U.S. Electricity Net Generation and Carbon Dioxide Emissions, 1990-2018

Explore electricity net generation by source, share of renewable electricity, and carbon dioxide emissions per capita for every state in the United States over a 29-year period from 1990 to 2018.

Dashboard published October 29, 2019 using the most recent data from the U.S. Energy Information Administration. Emissions data are only available up to 2017.

Data Definitions

Fossil Fuels: An energy source formed in the Earth’s crust from decayed organic material.

+ Coal:  A readily combustible black or brownish-black rock whose composition, including inherent moisture, consists of more than 50 percent by weight and more than 70 percent by volume of carbonaceous material. It is formed from plant remains that have been compacted, hardened, chemically altered, and metamorphosed by heat and pressure over geologic time. Coal includes anthracite, bituminous coal, subbituminous coal, lignite, waste coal, and synthetic coal.

+ Natural Gas: A gaseous mixture of hydrocarbon compounds, the primary one being methane.

+ Petroleum:  A broadly defined class of liquid hydrocarbon mixtures.

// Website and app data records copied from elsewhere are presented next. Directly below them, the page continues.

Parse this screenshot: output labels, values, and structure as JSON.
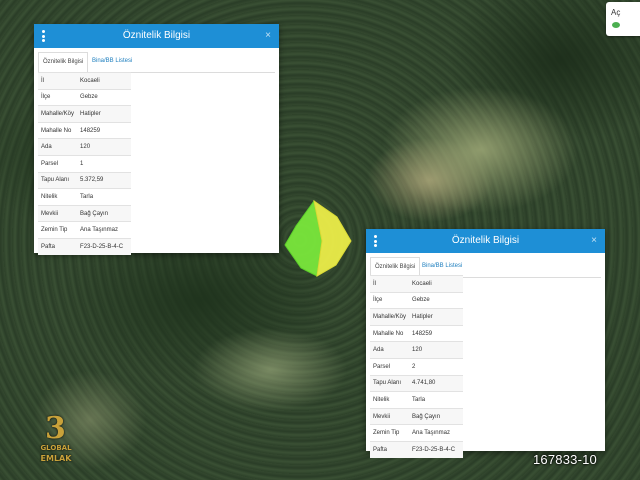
{
  "corner_widget": {
    "label": "Aç",
    "indicator_color": "#4caf50"
  },
  "panel_1": {
    "title": "Öznitelik Bilgisi",
    "close": "×",
    "tabs": [
      {
        "label": "Öznitelik Bilgisi",
        "active": true
      },
      {
        "label": "Bina/BB Listesi",
        "active": false
      }
    ],
    "rows": [
      {
        "key": "İl",
        "value": "Kocaeli"
      },
      {
        "key": "İlçe",
        "value": "Gebze"
      },
      {
        "key": "Mahalle/Köy",
        "value": "Hatipler"
      },
      {
        "key": "Mahalle No",
        "value": "148259"
      },
      {
        "key": "Ada",
        "value": "120"
      },
      {
        "key": "Parsel",
        "value": "1"
      },
      {
        "key": "Tapu Alanı",
        "value": "5.372,59"
      },
      {
        "key": "Nitelik",
        "value": "Tarla"
      },
      {
        "key": "Mevkii",
        "value": "Bağ Çayın"
      },
      {
        "key": "Zemin Tip",
        "value": "Ana Taşınmaz"
      },
      {
        "key": "Pafta",
        "value": "F23-D-25-B-4-C"
      }
    ]
  },
  "panel_2": {
    "title": "Öznitelik Bilgisi",
    "close": "×",
    "tabs": [
      {
        "label": "Öznitelik Bilgisi",
        "active": true
      },
      {
        "label": "Bina/BB Listesi",
        "active": false
      }
    ],
    "rows": [
      {
        "key": "İl",
        "value": "Kocaeli"
      },
      {
        "key": "İlçe",
        "value": "Gebze"
      },
      {
        "key": "Mahalle/Köy",
        "value": "Hatipler"
      },
      {
        "key": "Mahalle No",
        "value": "148259"
      },
      {
        "key": "Ada",
        "value": "120"
      },
      {
        "key": "Parsel",
        "value": "2"
      },
      {
        "key": "Tapu Alanı",
        "value": "4.741,80"
      },
      {
        "key": "Nitelik",
        "value": "Tarla"
      },
      {
        "key": "Mevkii",
        "value": "Bağ Çayın"
      },
      {
        "key": "Zemin Tip",
        "value": "Ana Taşınmaz"
      },
      {
        "key": "Pafta",
        "value": "F23-D-25-B-4-C"
      }
    ]
  },
  "parcels": [
    {
      "id": "parcel-1",
      "color": "#7cec3c"
    },
    {
      "id": "parcel-2",
      "color": "#f1f24a"
    }
  ],
  "watermark": {
    "number": "3",
    "line1": "GLOBAL",
    "line2": "EMLAK",
    "color": "#c9a23a"
  },
  "listing_id": "167833-10",
  "colors": {
    "header_blue": "#1e8fd6",
    "tab_link": "#1e7fbf"
  }
}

Included are crude oil, lease condensate, unfinished oils, refined products obtained from the processing of crude oil, and natural gas plant liquids. Note: Volumes of finished petroleum products include non-hydrocarbon compounds, such as additives and detergents, after they have been blended into the products. Petroleum includes distillate fuel oil (all diesel and No. 1, No. 2, and No. 4 fuel oils), residual fuel oil (No. 5 and No. 6 fuel oils and bunker C fuel oil), jet fuel, kerosene, petroleum coke, and waste oil.

+ Other Gases: Includes blast furnace gas, propane gas, and other manufactured and waste gases derived from fossil fuels.

Renewable: Energy resources that are naturally replenishing but flow-limited. They are virtually inexhaustible in duration but limited in the amount of energy that is available per unit of time.

+ Hydroelectric Conventional: The use of flowing water to produce electrical energy.

+ Geothermal: Hot water or steam extracted from geothermalreservoirs in the earth’s crust. Water or steam extracted from geothermal reservoirs can be used for geothermal heat pumps, water heating, or electricity generation.

+ Wind: Kinetic energy present in windmotion that can be converted to mechanical energy for driving pumps, mills, and electric power generators.

+ Solar Thermal and Photovoltaic: Energy radiated by the sun as electromagnetic waves (electromagnetic radiation) that is converted at electric utilities into electricity by means of solar (photovoltaic) cells or concentrating (focusing) collectors.

+ Other Biomass: Organic nonfossil material of biological origin constituting a renewable energy source. Includes biogenic municipal solid waste, landfill gas, sludge waste, agricultural byproducts, other biomass solids, other biomass liquids, and other biomass gases (including digester gases and methane).

+ Wood and Wood Derived Fuels: Wood and products derived from wood that are used as a fuel, including round wood (cord wood), limb wood, wood chips, bark, sawdust, forest residues, charcoal, paper pellets, railroad ties, utility poles, black liquor, red liquor, sludge wood, spent sulfite liquor, densified biomass (which includes wood pellets), and other wood-based solids and liquids.

Nuclear: Electricity generated by the use of the thermal energy released from the fission of nuclear fuel in a reactor.


+ Pumped-Storage Hydroelectric: A plant that usually generates electric energy during peak load periods by using water previously pumped into an elevated storage reservoir during off-peak periods when excess generating capacity is available to do so. When additional generating capacity is needed, the water can be released from the reservoir through a conduit to turbine generators located in a power plant at a lower level.

+ Other: Other includes non-biogenic municipal solid waste, batteries, chemicals, hydrogen, pitch, purchased steam, sulfur, tire-derived fuels, and miscellaneous technologies.